Afternoon Delight is a daily diversion for when you’re just back from lunch, but not quite ready to get back to work. Check back tomorrow at 1 p.m. for another one
This week, Afternoon Delight is devoted to the art of American musical theater. We’ll be uncovering some remarkable dance numbers and dancers, some rarities, novelties and real achievements.
In this case, it’s a great dancer you may have never heard of — as a dancer, at least. It’s George Raft. Raft, of course, became known for his gangster roles and, in real life, he did associate with the mob, notably with Bugsy Siegel and various Havana casinos — each side borrowing bits of dress and gesture from the other. But his typecasting as a second-tier player came about only after a string of stupid career choices (he turned down roles in movies like The Maltese Falcon) — choices that let Humphrey Bogart become a star and left Raft being a hood the rest of his life.
But like James Cagney — that other pretend gangster — Raft started as a dancer, even performing on Broadway, in nightclubs and London choruses. There’s relatively little cinematic evidence left, but in this scene from 1934’s Bolero, Raft is impressive, to say the least.

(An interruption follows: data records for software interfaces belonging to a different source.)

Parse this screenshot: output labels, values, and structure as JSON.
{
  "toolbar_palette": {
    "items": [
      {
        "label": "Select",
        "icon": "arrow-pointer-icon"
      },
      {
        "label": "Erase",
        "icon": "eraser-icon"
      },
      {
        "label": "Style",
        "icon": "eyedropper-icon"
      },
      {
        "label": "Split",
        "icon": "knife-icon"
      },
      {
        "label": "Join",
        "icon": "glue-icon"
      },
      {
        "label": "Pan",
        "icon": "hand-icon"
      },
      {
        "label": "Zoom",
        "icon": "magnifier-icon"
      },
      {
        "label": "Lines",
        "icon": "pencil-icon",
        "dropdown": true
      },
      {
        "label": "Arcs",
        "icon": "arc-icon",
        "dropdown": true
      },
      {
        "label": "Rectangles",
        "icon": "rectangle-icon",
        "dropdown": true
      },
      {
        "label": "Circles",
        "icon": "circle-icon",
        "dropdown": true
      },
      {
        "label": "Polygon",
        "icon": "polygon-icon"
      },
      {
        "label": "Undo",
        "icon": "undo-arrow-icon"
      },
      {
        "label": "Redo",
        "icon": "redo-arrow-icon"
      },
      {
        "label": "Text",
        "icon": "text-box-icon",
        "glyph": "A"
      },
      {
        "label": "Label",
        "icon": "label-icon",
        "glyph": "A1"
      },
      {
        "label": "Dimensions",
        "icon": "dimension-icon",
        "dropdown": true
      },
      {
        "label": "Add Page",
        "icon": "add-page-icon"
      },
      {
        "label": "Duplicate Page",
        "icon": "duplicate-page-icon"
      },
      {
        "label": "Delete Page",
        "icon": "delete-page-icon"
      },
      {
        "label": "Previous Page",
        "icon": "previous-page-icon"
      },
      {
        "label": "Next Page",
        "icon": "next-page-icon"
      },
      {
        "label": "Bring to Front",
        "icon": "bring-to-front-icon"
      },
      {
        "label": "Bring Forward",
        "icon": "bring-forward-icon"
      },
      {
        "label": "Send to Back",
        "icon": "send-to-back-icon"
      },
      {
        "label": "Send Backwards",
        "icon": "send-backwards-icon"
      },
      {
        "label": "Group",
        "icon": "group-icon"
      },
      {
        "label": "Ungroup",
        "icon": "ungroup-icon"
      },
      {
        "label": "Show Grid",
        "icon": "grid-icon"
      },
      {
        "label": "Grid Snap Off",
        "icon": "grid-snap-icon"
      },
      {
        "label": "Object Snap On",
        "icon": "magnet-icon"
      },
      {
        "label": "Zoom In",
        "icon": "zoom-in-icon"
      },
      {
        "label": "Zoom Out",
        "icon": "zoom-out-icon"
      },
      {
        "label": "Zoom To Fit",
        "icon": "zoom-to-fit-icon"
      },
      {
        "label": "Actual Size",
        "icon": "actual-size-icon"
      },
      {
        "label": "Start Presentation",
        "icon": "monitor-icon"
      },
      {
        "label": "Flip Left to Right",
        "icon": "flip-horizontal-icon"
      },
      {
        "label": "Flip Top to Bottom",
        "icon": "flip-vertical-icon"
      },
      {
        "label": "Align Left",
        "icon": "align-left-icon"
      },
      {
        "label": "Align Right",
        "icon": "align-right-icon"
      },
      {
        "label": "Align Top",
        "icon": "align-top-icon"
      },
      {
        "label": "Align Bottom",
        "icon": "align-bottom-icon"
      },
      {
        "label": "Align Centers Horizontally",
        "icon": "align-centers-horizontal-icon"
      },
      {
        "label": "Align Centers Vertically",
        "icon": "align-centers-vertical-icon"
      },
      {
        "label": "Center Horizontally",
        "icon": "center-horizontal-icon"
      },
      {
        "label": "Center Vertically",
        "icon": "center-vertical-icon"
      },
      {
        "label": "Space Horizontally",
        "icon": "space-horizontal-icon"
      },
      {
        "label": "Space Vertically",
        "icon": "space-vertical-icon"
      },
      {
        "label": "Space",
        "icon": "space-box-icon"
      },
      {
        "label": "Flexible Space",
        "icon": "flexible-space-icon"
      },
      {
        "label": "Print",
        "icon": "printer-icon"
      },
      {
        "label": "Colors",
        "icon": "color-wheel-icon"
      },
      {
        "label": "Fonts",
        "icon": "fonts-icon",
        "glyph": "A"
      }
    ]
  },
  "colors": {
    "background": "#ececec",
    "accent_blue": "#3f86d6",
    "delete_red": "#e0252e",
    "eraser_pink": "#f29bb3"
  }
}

He seems to have specialized in Latin dances (one of his other remaining cinematic numbers is a rhumba in, well, Rumba). In both cases, Raft’s dance partner was Carole Lombard, and here, the sexual connection between the two is unmistakable and intense. Frankly, they look like they’re having sex standing up (it certainly helps that Lombard, as was often the case, is clearly braless). Even if those are dance-doubles in the long shots, Raft seems glued to Lombard in the close-ups, revealing a sensuality and breathless emotional hunger pretty much unseen in his later performances (plus, in the moments before the dance starts, a gee-whiz eagerness that vanished pretty quickly in his life. You can make it go away even quicker and get to the dancing around 1:25).
As a dancer, Raft is sinuous yet elegantly still, maintaining an incredible line throughout, practically letting Lombard drape herself on him while he remains both urgent and vertical — until the release at the very end. From this scene alone, it’s not hard to imagine him becoming a Latin-lover leading man, easily the equal of Rudolph Valentino as a dancer.